I can actually imagine you enraged and amused at the same time when you saw this. It is sad that this still prevails and animals are drugged for this. I hope with better reach, this can be discontinued. Lovely images you have captured
Snakes and snake charmers do have a morbid kind of fascination for me. One childhood memory is of a snake charmer arriving near our house and all the kids rushing there in excitement and then the “show” would begin. But seriously my heart reaches out to the poor snakes. In spite of wildlife laws, snakes are illtreated openly.
Well I sincerely thought that India had moved away from it image of land of snake charmers but these pictures and acts at Pushkar make me rethink. This post was interesting as well as shocking to read.
Poha paradise sounds fun to me.
This is quite interesting, I never noticed a single person with a phone (or in their phone) in the pics. This a great article that showcases some of Indian culture and what others do for entertainment.
Your Pushkar documentation has been very offbeat and unique. I was tired of seeing the same old posts on Pushkar this is refreshing and it does not paint a rosy picture like most other blogs do:)
Thanks Divyakshi. You made my day.
What satisfies me most about this post is your concerns about the use of wild animals for human entertainment which I, myself, also strongly oppose to. I love the photos that you have taken and your captions are really interesting! Thanks for sharing your experience and hopefully, we’ll see more posts about your trips in the future!
I agree that such use of wild animals should be banned, and glad to see that you have such a note about that at the end of your post. It seems that these natural entertainers would surely be able to create an act to hold the crowd’s attention without use of the snake, to be honest.
This festival looks really fascinating, but I can’t say I would be eager to see the snake charmers. Like you I feel we shouldn’t exploit animals for our entertainment. I’m sure there were lots of other interesting things to focus on at the Pushkar Fair.
To be completely honest with you, there is nothing in the world that terrifies me more than snakes, so I would want to stay far away from here. I actually accidentally came upon a snake charmer in Morocco while wandering around the main plaza and nearly had a heart attack. Haha I know it’s irrational, but I literally had to tape shut the pages in my science book with snakes on them as a kid so I wouldn’t accidentally flip to them, so whether real or fake, snakes are not my friends!
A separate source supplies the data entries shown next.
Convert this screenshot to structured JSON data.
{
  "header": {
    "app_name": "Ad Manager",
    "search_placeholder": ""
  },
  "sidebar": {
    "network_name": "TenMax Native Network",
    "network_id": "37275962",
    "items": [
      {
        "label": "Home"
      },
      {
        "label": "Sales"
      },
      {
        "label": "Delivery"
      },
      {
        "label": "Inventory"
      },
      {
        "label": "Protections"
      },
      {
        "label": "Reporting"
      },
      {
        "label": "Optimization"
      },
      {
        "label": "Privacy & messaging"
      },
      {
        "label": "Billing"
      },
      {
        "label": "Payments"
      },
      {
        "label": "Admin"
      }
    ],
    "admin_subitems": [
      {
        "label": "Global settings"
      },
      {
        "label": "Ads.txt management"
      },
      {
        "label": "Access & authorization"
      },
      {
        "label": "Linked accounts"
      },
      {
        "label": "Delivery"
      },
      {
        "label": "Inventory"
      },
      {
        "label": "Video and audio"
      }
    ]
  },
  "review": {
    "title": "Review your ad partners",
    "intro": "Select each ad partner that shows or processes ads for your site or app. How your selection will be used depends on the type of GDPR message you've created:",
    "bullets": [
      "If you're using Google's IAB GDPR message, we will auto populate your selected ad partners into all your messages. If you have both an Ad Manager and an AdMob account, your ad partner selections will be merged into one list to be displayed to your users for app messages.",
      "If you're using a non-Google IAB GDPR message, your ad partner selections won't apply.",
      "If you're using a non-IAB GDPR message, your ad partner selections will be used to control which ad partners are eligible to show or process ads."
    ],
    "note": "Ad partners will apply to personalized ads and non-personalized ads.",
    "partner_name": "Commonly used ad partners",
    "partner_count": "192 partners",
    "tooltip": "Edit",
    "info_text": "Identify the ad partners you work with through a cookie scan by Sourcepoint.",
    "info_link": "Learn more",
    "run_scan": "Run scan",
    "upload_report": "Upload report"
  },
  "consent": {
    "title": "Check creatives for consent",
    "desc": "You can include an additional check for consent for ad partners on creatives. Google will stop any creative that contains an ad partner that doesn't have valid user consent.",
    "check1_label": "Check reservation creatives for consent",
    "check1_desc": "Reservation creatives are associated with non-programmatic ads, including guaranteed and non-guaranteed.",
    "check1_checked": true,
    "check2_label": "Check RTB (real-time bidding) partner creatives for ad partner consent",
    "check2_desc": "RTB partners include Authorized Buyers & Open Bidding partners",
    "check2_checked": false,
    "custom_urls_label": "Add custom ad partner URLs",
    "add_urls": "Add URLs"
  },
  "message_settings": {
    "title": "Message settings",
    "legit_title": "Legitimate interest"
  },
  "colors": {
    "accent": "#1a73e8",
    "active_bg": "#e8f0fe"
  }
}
I can totally see how this would be a really cool experience for someone who doesn’t have an irrational fear of snakes like I do though!
Wow, what an interesting read! I don’t have any experience with snake charmers and find it interesting to find out about the real/unreal snakes. The cobra looks really scary though! Love from Hamburg, Karo
I’m glad that you wrote about this cobra show because I’d never watch it as I have a phobia of snakes! There seems to be a lot of energy in this place and it shows in your photos and words. I’m glad I could experience this vicariously!
I believe in the cause you are espousing. I just think great pictures that you display further the inhumane treatment, even if your words say you don’t. Your pictures are so good that they are entertainment in themselves!
Once again a very intressting writing that captured me every details! Although I wish your pictures were bigger. India is a country full of superstition…all kind of beliefs. And I must say that beliving in wrong belief can be very dangerous and harmful. I am glad to know that you atleast have your both feet on earth!
Gutted one snake wasn’t real! I loved the picture of it standing so straight…and then read it wasn’t real. Good thing the cobra was so very real though. I’ve never seen a snake charmer, despite spending a lot of time in India. Now I really want to see one…and yes, I know you’re right that it isn’t a good practice.